- [Dataset records]:

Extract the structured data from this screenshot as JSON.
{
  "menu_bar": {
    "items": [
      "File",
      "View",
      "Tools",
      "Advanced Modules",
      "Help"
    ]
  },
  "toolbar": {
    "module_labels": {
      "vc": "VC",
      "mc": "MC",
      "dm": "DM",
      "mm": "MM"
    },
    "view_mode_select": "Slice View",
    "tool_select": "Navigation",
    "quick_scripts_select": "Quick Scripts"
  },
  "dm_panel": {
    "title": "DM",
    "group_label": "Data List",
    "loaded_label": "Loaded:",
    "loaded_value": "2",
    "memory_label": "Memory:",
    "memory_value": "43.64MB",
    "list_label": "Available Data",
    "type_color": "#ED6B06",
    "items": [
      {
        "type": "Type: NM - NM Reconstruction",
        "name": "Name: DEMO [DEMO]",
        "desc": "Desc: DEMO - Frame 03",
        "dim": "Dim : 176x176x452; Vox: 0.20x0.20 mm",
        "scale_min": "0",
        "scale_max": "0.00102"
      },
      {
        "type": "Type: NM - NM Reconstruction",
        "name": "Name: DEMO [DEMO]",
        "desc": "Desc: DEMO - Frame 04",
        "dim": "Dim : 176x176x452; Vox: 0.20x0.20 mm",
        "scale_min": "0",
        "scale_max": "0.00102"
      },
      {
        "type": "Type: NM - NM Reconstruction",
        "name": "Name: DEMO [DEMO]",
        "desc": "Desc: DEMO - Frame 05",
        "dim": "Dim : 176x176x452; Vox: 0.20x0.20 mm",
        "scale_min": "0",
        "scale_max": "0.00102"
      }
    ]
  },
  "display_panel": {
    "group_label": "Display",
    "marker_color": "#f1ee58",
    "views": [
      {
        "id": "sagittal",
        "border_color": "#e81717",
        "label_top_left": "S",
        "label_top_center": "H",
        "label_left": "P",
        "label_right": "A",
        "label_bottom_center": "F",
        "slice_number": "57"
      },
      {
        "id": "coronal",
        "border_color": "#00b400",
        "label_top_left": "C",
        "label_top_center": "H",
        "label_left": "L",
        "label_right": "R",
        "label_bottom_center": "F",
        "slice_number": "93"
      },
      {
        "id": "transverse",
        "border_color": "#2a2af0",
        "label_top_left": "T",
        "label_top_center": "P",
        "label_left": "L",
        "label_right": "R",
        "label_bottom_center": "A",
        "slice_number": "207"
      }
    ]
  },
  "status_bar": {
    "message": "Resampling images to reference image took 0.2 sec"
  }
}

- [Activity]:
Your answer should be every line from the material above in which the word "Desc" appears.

- [Result of this task]:
        "desc": "Desc: DEMO - Frame 03",
        "desc": "Desc: DEMO - Frame 04",
        "desc": "Desc: DEMO - Frame 05",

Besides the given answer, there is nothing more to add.